What is needed: Work out how many lines in the data hold the word "logo", and reply with that number only.

Data listing:

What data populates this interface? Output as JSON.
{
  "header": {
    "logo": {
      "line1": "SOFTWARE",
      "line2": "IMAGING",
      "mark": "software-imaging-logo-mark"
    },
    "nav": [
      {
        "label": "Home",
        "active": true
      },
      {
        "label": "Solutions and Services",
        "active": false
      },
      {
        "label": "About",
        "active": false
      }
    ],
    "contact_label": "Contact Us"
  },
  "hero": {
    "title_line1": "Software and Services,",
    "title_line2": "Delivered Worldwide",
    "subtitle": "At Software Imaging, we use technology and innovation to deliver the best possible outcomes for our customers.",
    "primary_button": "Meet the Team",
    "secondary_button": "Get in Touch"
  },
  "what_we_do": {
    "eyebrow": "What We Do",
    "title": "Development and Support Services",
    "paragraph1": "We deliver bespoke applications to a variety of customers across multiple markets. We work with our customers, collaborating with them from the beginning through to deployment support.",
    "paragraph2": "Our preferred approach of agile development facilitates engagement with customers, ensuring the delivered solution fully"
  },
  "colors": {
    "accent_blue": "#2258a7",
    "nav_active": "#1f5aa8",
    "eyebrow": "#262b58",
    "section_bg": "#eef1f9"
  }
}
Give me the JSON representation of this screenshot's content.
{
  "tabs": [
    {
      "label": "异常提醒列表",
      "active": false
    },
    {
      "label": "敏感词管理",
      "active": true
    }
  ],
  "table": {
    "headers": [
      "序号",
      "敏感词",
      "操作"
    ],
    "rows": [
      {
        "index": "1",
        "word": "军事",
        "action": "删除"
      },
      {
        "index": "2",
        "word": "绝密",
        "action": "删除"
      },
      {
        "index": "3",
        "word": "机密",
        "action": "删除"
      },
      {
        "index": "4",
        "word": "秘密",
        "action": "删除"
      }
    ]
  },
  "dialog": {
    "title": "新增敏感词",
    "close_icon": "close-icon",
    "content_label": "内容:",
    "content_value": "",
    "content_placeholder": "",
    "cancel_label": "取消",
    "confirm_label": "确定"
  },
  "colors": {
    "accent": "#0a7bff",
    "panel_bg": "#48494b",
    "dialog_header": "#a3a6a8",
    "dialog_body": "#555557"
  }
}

Result for this task: 2